_WHAT THE TASK ASKS_
The reply must consist of one number: how many lines of the data include the word "this".

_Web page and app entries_
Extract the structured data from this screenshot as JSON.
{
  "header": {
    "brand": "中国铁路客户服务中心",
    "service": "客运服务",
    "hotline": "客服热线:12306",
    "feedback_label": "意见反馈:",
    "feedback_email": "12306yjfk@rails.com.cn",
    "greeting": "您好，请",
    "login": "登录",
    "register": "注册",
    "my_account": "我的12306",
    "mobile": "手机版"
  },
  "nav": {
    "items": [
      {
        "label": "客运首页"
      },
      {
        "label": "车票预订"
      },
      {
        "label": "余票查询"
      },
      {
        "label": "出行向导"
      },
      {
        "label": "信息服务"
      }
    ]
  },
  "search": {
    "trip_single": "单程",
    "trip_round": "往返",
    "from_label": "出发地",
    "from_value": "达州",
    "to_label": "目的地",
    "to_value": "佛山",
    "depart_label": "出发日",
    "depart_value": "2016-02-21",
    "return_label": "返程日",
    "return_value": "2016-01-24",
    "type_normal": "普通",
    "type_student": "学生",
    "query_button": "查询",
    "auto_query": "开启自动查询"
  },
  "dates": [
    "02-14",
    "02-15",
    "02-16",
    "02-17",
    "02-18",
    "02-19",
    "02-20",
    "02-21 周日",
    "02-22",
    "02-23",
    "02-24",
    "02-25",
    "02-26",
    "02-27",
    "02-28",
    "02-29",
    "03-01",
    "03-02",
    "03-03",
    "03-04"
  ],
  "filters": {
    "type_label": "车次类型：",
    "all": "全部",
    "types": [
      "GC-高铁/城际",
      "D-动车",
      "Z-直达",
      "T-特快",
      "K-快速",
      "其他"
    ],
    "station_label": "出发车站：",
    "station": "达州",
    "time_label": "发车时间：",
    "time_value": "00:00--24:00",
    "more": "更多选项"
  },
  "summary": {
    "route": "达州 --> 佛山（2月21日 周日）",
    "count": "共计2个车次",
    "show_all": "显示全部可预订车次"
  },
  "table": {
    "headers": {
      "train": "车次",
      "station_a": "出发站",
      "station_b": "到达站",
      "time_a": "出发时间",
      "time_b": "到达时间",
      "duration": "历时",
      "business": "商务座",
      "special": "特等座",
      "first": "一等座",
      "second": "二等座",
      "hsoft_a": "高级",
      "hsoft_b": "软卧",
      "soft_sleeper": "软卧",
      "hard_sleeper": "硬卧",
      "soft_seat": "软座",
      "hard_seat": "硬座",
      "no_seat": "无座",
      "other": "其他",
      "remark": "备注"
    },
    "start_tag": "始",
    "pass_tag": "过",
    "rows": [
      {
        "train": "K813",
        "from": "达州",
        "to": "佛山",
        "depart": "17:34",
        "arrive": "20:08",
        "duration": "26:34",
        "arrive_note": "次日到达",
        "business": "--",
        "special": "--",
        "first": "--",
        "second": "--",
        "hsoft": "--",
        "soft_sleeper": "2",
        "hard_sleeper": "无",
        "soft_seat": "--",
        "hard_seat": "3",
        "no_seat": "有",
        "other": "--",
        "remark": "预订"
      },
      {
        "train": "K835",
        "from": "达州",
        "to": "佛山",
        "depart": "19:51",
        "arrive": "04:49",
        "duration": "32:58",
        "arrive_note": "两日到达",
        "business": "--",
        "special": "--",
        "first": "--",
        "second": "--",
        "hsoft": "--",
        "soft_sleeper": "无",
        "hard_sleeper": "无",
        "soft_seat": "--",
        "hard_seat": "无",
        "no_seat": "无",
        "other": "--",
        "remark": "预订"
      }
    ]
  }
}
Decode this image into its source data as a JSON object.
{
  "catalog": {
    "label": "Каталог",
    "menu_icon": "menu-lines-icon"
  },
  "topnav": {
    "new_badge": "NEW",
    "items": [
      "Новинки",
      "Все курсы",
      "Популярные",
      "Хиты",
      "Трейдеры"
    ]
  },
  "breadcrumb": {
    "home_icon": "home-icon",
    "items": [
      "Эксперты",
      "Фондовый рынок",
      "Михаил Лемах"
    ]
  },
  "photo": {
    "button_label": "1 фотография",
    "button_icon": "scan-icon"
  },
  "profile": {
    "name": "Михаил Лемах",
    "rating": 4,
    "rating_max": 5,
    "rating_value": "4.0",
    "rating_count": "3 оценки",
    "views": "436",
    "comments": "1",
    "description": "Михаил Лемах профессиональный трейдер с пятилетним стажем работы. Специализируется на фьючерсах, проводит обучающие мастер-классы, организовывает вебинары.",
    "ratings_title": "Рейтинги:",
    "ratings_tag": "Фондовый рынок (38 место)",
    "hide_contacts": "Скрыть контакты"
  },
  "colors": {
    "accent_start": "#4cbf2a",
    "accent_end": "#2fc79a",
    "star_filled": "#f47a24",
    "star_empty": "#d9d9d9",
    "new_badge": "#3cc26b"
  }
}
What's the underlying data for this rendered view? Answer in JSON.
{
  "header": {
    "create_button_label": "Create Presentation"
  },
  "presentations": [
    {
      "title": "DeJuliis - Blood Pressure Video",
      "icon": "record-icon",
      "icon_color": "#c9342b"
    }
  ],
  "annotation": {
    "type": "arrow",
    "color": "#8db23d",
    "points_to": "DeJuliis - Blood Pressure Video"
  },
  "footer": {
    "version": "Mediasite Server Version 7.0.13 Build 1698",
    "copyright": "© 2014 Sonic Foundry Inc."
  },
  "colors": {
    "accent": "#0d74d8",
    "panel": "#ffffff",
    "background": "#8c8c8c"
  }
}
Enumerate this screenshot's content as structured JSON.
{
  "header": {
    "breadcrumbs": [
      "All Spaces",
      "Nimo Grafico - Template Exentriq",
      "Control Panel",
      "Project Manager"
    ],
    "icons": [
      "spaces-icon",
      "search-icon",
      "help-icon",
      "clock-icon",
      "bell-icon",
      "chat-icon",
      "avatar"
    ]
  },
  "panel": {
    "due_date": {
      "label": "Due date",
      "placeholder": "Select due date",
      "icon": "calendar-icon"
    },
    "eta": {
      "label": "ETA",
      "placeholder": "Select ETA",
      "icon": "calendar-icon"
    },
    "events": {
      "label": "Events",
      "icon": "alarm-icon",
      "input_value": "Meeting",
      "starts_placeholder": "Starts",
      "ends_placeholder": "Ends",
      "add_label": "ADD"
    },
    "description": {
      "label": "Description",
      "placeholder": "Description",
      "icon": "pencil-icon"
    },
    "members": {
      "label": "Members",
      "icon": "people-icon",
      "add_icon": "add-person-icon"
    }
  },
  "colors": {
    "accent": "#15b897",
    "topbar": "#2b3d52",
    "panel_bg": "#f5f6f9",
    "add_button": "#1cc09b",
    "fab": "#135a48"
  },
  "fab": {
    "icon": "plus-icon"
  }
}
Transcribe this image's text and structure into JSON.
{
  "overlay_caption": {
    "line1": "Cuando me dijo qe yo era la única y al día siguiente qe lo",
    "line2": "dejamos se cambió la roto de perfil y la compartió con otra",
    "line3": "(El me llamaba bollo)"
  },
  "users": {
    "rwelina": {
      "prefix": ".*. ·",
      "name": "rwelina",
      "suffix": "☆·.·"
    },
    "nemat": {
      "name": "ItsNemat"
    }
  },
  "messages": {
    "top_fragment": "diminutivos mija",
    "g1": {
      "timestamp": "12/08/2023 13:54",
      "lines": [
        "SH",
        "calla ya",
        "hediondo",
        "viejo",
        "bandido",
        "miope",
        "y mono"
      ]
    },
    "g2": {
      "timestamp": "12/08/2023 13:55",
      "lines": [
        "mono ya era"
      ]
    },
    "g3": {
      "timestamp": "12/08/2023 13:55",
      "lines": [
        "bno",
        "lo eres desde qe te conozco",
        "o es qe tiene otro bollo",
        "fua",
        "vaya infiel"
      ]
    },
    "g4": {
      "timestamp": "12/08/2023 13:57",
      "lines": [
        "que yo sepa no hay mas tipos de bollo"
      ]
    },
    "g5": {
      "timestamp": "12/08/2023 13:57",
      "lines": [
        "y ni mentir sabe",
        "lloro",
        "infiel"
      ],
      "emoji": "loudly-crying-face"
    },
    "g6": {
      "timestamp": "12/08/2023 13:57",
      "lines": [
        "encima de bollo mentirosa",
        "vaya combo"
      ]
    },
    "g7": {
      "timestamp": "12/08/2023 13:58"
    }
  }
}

_COMPLETED TASK_
5